◆ **MATERIAL SUPPLIED**:
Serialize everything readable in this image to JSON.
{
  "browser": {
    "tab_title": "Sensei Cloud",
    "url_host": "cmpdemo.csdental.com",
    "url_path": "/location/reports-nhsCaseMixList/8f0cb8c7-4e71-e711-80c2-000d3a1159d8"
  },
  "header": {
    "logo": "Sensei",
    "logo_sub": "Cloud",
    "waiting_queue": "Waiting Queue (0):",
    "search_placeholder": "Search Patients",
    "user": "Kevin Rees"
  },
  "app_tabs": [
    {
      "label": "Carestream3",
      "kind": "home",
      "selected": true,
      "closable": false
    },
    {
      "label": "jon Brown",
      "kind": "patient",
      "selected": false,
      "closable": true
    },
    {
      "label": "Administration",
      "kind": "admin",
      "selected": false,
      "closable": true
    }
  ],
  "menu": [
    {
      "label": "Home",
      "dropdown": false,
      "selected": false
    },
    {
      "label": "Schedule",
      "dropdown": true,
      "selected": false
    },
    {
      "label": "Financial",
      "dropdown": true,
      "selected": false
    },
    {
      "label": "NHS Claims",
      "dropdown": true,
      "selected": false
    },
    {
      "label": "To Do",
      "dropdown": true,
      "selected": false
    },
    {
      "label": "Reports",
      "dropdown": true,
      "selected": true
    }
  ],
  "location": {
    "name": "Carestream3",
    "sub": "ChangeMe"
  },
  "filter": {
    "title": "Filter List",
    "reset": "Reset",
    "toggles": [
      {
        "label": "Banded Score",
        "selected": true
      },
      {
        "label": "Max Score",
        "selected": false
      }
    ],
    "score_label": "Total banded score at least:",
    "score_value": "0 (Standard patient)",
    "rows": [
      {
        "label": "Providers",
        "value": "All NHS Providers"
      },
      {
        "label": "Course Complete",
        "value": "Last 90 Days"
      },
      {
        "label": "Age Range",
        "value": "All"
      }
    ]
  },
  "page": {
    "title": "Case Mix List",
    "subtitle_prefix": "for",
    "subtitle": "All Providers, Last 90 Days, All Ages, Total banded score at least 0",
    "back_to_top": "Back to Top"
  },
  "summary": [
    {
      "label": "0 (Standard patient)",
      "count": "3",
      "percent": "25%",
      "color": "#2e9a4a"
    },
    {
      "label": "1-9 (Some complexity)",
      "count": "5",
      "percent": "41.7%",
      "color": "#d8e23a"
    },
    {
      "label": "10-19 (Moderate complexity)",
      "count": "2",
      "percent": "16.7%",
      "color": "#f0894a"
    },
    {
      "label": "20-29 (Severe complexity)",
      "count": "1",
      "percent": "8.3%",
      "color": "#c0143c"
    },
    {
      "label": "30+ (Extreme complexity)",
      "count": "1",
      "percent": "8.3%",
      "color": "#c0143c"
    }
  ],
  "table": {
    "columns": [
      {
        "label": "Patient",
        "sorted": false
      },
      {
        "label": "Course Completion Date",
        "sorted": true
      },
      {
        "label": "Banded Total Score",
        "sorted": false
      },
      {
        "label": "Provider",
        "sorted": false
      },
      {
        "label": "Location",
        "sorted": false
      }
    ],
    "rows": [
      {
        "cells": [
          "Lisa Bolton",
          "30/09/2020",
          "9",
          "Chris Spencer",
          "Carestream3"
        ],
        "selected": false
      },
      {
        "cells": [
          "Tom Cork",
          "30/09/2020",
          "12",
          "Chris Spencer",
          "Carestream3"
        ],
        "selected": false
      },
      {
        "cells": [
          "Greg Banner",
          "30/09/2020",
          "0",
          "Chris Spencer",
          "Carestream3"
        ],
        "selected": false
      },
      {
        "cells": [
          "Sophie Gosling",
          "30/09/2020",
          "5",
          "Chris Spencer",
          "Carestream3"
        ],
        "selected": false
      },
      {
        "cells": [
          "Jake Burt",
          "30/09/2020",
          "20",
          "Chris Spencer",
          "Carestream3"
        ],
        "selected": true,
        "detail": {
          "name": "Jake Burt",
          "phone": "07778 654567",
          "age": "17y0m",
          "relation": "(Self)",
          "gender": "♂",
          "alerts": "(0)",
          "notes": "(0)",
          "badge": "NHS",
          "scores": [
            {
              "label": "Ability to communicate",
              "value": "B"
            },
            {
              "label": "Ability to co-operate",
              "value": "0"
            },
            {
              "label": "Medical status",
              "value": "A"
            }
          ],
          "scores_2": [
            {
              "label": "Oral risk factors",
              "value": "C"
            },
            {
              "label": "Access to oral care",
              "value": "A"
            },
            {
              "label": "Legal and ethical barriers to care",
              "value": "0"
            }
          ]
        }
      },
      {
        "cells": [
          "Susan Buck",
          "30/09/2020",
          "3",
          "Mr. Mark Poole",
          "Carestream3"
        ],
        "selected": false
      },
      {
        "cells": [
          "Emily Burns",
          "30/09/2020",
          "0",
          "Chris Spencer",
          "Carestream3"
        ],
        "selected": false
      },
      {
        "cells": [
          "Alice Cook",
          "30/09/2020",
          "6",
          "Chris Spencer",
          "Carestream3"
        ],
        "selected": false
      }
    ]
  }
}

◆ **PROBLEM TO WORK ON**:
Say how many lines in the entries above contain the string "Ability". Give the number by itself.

◆ **SOLUTION BELOW**:
2